What is needed is an exact copy of the entries below, with the pictures left out.

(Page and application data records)
········

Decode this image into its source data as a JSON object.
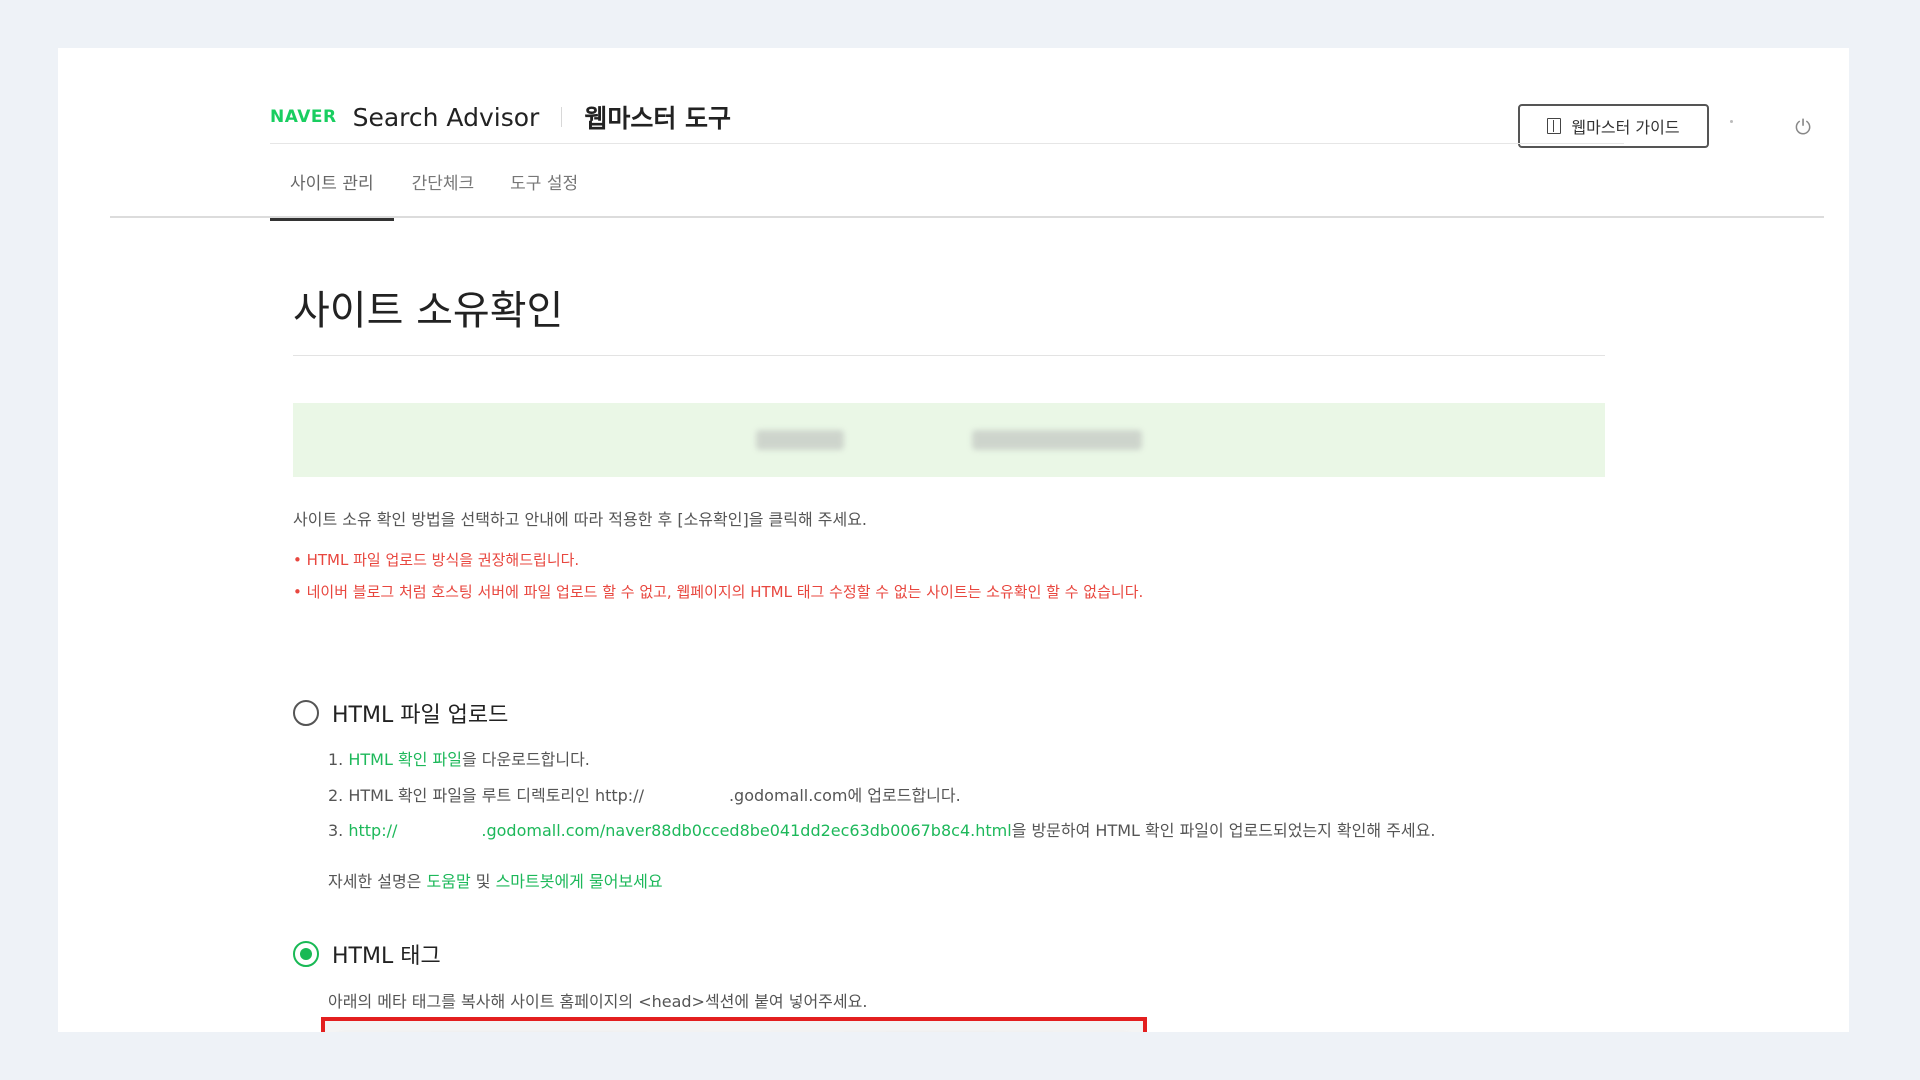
{
  "header": {
    "naver_logo": "NAVER",
    "product": "Search Advisor",
    "tool": "웹마스터 도구",
    "guide_button": "웹마스터 가이드"
  },
  "tabs": [
    {
      "label": "사이트 관리",
      "active": true
    },
    {
      "label": "간단체크",
      "active": false
    },
    {
      "label": "도구 설정",
      "active": false
    }
  ],
  "page": {
    "title": "사이트 소유확인",
    "guide_text": "사이트 소유 확인 방법을 선택하고 안내에 따라 적용한 후 [소유확인]을 클릭해 주세요.",
    "warnings": [
      "• HTML 파일 업로드 방식을 권장해드립니다.",
      "• 네이버 블로그 처럼 호스팅 서버에 파일 업로드 할 수 없고, 웹페이지의 HTML 태그 수정할 수 없는 사이트는 소유확인 할 수 없습니다."
    ]
  },
  "options": {
    "html_file": {
      "label": "HTML 파일 업로드",
      "selected": false,
      "step1_prefix": "1. ",
      "step1_link": "HTML 확인 파일",
      "step1_suffix": "을 다운로드합니다.",
      "step2_prefix": "2. HTML 확인 파일을 루트 디렉토리인 http://",
      "step2_suffix": ".godomall.com에 업로드합니다.",
      "step3_prefix": "3. ",
      "step3_link_a": "http://",
      "step3_link_b": ".godomall.com/naver88db0cced8be041dd2ec63db0067b8c4.html",
      "step3_suffix": "을 방문하여 HTML 확인 파일이 업로드되었는지 확인해 주세요.",
      "help_prefix": "자세한 설명은 ",
      "help_link1": "도움말",
      "help_mid": " 및 ",
      "help_link2": "스마트봇에게 물어보세요"
    },
    "html_tag": {
      "label": "HTML 태그",
      "selected": true,
      "desc": "아래의 메타 태그를 복사해 사이트 홈페이지의 <head>섹션에 붙여 넣어주세요."
    }
  },
  "colors": {
    "naver_green": "#19ce60",
    "warning_red": "#e8473f",
    "link_green": "#1db85a",
    "highlight_red": "#e31f1f",
    "site_bar_bg": "#eaf7e6"
  },
  "icons": {
    "guide": "book-icon",
    "logout": "power-icon"
  }
}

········

§ **Expected answer**:
Decode this image into its source data as a JSON object.
{
  "header": {
    "naver_logo": "NAVER",
    "product": "Search Advisor",
    "tool": "웹마스터 도구",
    "guide_button": "웹마스터 가이드"
  },
  "tabs": [
    {
      "label": "사이트 관리",
      "active": true
    },
    {
      "label": "간단체크",
      "active": false
    },
    {
      "label": "도구 설정",
      "active": false
    }
  ],
  "page": {
    "title": "사이트 소유확인",
    "guide_text": "사이트 소유 확인 방법을 선택하고 안내에 따라 적용한 후 [소유확인]을 클릭해 주세요.",
    "warnings": [
      "• HTML 파일 업로드 방식을 권장해드립니다.",
      "• 네이버 블로그 처럼 호스팅 서버에 파일 업로드 할 수 없고, 웹페이지의 HTML 태그 수정할 수 없는 사이트는 소유확인 할 수 없습니다."
    ]
  },
  "options": {
    "html_file": {
      "label": "HTML 파일 업로드",
      "selected": false,
      "step1_prefix": "1. ",
      "step1_link": "HTML 확인 파일",
      "step1_suffix": "을 다운로드합니다.",
      "step2_prefix": "2. HTML 확인 파일을 루트 디렉토리인 http://",
      "step2_suffix": ".godomall.com에 업로드합니다.",
      "step3_prefix": "3. ",
      "step3_link_a": "http://",
      "step3_link_b": ".godomall.com/naver88db0cced8be041dd2ec63db0067b8c4.html",
      "step3_suffix": "을 방문하여 HTML 확인 파일이 업로드되었는지 확인해 주세요.",
      "help_prefix": "자세한 설명은 ",
      "help_link1": "도움말",
      "help_mid": " 및 ",
      "help_link2": "스마트봇에게 물어보세요"
    },
    "html_tag": {
      "label": "HTML 태그",
      "selected": true,
      "desc": "아래의 메타 태그를 복사해 사이트 홈페이지의 <head>섹션에 붙여 넣어주세요."
    }
  },
  "colors": {
    "naver_green": "#19ce60",
    "warning_red": "#e8473f",
    "link_green": "#1db85a",
    "highlight_red": "#e31f1f",
    "site_bar_bg": "#eaf7e6"
  },
  "icons": {
    "guide": "book-icon",
    "logout": "power-icon"
  }
}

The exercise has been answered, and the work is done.